RECORDED DATA.

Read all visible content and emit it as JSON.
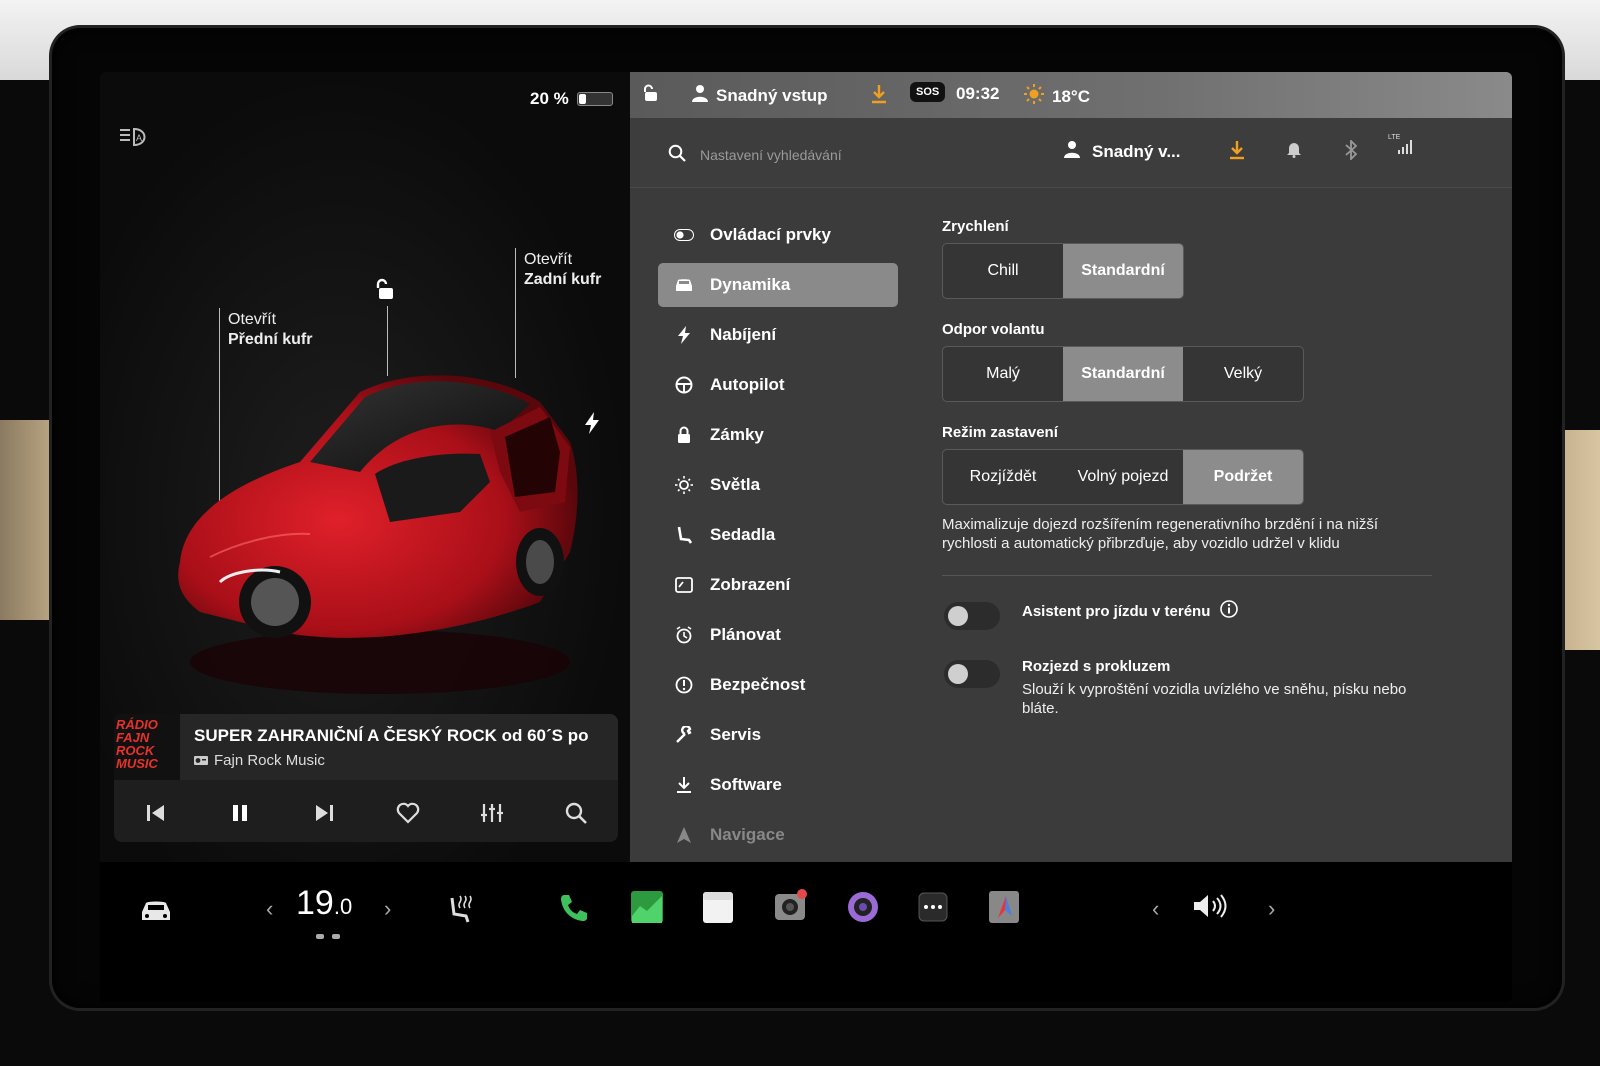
{
  "status": {
    "battery_percent": "20 %",
    "battery_level": 0.2,
    "profile_name": "Snadný vstup",
    "sos": "SOS",
    "time": "09:32",
    "temperature": "18°C"
  },
  "car_panel": {
    "front_trunk": {
      "line1": "Otevřít",
      "line2": "Přední kufr"
    },
    "rear_trunk": {
      "line1": "Otevřít",
      "line2": "Zadní kufr"
    }
  },
  "media": {
    "album_art_text": "RÁDIO FAJN ROCK MUSIC",
    "song": "SUPER ZAHRANIČNÍ A ČESKÝ ROCK od 60´S po",
    "station": "Fajn Rock Music"
  },
  "settings_header": {
    "search_placeholder": "Nastavení vyhledávání",
    "profile_short": "Snadný v...",
    "network_label": "LTE"
  },
  "nav": [
    {
      "label": "Ovládací prvky",
      "icon": "toggle-icon"
    },
    {
      "label": "Dynamika",
      "icon": "car-icon",
      "active": true
    },
    {
      "label": "Nabíjení",
      "icon": "bolt-icon"
    },
    {
      "label": "Autopilot",
      "icon": "steering-wheel-icon"
    },
    {
      "label": "Zámky",
      "icon": "lock-icon"
    },
    {
      "label": "Světla",
      "icon": "sun-icon"
    },
    {
      "label": "Sedadla",
      "icon": "seat-icon"
    },
    {
      "label": "Zobrazení",
      "icon": "display-icon"
    },
    {
      "label": "Plánovat",
      "icon": "alarm-clock-icon"
    },
    {
      "label": "Bezpečnost",
      "icon": "alert-circle-icon"
    },
    {
      "label": "Servis",
      "icon": "wrench-icon"
    },
    {
      "label": "Software",
      "icon": "download-icon"
    },
    {
      "label": "Navigace",
      "icon": "navigation-icon"
    }
  ],
  "dynamics": {
    "acceleration": {
      "label": "Zrychlení",
      "options": [
        "Chill",
        "Standardní"
      ],
      "selected": "Standardní"
    },
    "steering": {
      "label": "Odpor volantu",
      "options": [
        "Malý",
        "Standardní",
        "Velký"
      ],
      "selected": "Standardní"
    },
    "stopping": {
      "label": "Režim zastavení",
      "options": [
        "Rozjíždět",
        "Volný pojezd",
        "Podržet"
      ],
      "selected": "Podržet"
    },
    "stopping_description": "Maximalizuje dojezd rozšířením regenerativního brzdění i na nižší rychlosti a automatický přibrzďuje, aby vozidlo udržel v klidu",
    "offroad_assist": {
      "label": "Asistent pro jízdu v terénu",
      "enabled": false
    },
    "slip_start": {
      "label": "Rozjezd s prokluzem",
      "description": "Slouží k vyproštění vozidla uvízlého ve sněhu, písku nebo bláte.",
      "enabled": false
    }
  },
  "dock": {
    "cabin_temp_int": "19",
    "cabin_temp_dec": ".0"
  },
  "colors": {
    "accent_orange": "#f0a020",
    "car_red": "#c0141e",
    "selected_segment": "#8c8c8c"
  }
}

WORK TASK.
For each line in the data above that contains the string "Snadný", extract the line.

ANSWER TO THIS TASK.
    "profile_name": "Snadný vstup",
    "profile_short": "Snadný v...",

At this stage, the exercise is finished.